SUPPLIED DATA:

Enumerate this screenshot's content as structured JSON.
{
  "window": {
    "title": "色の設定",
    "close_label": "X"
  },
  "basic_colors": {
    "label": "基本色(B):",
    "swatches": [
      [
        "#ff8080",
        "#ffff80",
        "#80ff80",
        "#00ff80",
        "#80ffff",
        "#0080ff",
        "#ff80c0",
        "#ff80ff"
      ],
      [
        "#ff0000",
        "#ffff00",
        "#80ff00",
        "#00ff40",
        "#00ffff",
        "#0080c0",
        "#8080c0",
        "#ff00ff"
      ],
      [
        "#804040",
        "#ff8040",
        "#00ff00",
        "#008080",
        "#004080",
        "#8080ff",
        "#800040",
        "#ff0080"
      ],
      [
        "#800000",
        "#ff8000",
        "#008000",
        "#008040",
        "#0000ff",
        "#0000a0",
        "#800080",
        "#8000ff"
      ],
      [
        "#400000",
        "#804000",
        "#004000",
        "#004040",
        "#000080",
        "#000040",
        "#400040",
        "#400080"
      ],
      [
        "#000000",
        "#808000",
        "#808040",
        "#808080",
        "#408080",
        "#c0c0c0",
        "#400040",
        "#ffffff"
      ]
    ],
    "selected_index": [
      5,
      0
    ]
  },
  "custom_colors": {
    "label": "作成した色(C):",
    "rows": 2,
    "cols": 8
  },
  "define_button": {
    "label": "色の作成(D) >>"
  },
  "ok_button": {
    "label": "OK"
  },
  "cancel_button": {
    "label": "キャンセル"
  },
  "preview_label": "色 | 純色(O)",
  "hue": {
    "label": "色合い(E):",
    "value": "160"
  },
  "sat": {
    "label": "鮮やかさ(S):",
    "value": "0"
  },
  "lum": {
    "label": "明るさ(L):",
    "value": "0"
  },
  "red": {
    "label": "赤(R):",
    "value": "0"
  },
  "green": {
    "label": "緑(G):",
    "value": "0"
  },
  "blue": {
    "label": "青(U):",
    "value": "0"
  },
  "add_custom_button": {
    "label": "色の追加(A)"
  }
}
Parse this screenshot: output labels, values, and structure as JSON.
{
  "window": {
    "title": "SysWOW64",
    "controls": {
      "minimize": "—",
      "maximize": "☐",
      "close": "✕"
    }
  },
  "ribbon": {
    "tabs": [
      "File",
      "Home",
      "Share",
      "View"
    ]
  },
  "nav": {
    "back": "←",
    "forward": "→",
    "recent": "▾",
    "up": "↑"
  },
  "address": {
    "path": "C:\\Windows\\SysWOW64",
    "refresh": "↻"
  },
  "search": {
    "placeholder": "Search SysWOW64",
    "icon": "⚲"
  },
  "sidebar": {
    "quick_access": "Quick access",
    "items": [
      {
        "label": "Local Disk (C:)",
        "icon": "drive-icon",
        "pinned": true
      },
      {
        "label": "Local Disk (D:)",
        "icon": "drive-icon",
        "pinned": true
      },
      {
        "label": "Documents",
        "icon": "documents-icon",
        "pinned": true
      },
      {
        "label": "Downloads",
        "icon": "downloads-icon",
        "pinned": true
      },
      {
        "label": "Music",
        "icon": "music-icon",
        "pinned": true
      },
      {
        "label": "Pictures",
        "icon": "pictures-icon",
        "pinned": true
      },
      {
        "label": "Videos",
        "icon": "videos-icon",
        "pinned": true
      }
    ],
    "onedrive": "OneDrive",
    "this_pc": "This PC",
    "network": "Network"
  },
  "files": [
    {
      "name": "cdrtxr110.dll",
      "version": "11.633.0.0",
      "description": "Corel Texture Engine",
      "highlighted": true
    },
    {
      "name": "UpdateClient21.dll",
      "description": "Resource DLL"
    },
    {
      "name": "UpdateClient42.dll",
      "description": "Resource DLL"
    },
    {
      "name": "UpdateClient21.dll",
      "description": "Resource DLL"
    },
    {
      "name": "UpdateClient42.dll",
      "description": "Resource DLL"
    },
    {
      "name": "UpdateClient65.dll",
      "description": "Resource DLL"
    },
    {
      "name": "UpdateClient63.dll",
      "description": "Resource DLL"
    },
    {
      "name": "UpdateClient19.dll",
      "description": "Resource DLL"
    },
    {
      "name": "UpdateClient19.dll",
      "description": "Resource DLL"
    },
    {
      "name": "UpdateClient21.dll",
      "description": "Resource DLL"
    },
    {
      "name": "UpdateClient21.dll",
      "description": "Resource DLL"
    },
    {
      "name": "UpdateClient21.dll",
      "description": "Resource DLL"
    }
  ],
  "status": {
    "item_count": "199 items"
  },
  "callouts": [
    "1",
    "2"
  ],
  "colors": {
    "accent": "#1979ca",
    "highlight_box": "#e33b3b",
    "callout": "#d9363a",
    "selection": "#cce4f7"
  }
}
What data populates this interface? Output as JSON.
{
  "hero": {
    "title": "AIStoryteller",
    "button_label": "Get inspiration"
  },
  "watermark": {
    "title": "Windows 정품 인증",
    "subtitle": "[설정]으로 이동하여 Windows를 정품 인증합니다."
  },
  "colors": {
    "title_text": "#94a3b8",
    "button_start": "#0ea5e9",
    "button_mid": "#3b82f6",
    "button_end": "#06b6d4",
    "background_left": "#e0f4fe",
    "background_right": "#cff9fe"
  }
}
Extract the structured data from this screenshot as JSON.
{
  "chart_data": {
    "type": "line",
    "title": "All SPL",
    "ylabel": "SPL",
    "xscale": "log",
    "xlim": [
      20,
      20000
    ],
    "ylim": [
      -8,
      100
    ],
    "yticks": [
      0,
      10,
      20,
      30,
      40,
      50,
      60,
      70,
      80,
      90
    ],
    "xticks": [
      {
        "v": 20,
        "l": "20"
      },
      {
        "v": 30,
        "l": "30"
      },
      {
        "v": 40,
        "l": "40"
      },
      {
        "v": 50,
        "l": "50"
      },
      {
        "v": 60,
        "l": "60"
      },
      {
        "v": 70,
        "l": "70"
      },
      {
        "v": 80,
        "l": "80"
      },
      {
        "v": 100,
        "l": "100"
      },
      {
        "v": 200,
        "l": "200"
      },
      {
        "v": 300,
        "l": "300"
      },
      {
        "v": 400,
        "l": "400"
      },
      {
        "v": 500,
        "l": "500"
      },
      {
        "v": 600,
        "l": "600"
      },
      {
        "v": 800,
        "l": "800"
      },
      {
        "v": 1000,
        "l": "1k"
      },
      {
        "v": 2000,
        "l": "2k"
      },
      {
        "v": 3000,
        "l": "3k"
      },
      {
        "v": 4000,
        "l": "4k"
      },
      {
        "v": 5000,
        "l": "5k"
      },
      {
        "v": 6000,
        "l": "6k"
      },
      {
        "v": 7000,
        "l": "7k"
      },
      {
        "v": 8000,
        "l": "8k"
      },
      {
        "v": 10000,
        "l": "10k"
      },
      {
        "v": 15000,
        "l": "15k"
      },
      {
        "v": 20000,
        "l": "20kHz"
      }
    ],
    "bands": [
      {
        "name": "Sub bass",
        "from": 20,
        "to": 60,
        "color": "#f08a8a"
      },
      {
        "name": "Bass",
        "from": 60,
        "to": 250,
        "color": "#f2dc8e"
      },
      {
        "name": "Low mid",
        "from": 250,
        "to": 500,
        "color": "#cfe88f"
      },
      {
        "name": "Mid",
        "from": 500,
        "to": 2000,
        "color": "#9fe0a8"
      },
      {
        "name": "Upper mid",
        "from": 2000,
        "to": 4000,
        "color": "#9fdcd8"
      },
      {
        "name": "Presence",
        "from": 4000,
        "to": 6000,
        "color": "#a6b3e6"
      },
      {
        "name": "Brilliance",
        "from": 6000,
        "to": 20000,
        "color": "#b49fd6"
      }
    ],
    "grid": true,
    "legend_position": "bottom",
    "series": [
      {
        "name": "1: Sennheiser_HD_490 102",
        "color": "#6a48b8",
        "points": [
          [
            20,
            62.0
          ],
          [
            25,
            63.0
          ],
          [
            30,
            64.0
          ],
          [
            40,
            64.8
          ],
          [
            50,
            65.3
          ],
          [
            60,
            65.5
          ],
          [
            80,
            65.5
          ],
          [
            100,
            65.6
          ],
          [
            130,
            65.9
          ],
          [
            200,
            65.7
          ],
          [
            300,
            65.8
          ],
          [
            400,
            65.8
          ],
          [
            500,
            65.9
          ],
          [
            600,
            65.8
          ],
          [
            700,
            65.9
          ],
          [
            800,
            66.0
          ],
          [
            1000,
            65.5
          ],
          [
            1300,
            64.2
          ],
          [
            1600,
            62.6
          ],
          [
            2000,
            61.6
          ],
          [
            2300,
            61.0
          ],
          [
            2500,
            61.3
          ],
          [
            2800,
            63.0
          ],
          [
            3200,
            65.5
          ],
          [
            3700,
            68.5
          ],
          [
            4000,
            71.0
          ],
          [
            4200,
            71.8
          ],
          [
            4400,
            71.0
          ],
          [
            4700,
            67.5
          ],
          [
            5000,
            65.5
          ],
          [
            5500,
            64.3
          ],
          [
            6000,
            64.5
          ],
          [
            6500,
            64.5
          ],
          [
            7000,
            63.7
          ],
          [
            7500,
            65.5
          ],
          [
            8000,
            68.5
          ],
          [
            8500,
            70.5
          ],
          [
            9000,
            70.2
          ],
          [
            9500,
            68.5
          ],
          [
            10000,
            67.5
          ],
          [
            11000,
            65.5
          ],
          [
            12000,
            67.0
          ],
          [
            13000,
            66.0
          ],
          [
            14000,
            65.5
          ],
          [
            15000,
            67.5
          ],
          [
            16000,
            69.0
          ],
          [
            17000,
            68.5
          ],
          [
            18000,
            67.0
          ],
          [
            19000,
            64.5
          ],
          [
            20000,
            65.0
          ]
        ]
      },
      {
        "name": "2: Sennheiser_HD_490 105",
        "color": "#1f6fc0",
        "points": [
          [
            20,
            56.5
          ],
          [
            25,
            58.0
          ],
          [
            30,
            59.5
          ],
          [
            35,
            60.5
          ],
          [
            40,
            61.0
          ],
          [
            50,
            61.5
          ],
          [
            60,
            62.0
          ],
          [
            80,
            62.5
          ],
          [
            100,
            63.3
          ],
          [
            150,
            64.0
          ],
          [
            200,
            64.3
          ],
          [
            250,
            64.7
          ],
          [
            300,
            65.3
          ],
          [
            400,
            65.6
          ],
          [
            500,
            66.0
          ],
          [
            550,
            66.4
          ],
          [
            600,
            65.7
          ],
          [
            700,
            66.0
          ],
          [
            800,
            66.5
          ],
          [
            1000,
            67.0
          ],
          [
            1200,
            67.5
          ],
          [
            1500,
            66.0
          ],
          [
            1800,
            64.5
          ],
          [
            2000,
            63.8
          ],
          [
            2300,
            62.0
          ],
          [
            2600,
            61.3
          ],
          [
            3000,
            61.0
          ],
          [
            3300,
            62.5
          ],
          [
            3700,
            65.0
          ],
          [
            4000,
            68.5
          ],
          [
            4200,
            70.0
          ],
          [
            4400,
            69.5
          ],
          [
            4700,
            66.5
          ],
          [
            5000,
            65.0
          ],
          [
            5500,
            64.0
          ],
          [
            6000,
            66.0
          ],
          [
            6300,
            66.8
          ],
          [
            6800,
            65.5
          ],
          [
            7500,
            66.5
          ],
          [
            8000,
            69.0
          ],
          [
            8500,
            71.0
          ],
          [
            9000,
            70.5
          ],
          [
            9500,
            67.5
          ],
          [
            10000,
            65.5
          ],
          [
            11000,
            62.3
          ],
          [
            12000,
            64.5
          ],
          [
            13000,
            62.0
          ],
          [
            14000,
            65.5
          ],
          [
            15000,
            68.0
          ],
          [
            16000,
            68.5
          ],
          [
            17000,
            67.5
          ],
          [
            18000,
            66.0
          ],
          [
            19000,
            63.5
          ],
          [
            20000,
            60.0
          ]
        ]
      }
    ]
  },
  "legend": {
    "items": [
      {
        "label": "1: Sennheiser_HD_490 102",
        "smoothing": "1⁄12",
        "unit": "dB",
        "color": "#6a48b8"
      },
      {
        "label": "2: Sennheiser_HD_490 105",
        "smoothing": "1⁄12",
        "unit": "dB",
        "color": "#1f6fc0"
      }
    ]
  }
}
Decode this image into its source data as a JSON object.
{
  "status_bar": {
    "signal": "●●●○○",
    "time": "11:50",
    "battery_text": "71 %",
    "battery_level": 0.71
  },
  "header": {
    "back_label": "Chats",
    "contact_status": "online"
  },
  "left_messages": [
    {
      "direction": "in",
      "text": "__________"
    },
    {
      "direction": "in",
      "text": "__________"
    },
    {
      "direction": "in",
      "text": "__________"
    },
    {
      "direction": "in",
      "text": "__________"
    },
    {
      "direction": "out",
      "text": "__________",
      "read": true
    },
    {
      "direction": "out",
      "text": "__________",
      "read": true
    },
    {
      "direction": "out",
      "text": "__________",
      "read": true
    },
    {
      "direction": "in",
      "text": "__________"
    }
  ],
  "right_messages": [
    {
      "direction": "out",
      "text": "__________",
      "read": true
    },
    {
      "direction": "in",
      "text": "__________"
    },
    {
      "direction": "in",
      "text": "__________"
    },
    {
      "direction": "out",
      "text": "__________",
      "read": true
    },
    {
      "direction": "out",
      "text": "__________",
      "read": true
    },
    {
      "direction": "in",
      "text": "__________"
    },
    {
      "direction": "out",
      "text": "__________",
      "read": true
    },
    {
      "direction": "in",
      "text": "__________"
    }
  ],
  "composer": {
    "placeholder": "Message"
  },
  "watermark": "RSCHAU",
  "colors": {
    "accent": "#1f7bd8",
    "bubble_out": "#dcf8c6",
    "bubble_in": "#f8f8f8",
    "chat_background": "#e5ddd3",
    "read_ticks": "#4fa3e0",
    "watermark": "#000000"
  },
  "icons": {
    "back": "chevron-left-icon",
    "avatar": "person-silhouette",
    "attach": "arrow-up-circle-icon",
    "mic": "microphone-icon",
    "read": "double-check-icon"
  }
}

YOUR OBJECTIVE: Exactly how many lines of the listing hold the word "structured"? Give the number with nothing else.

EXPECTED ANSWER: 2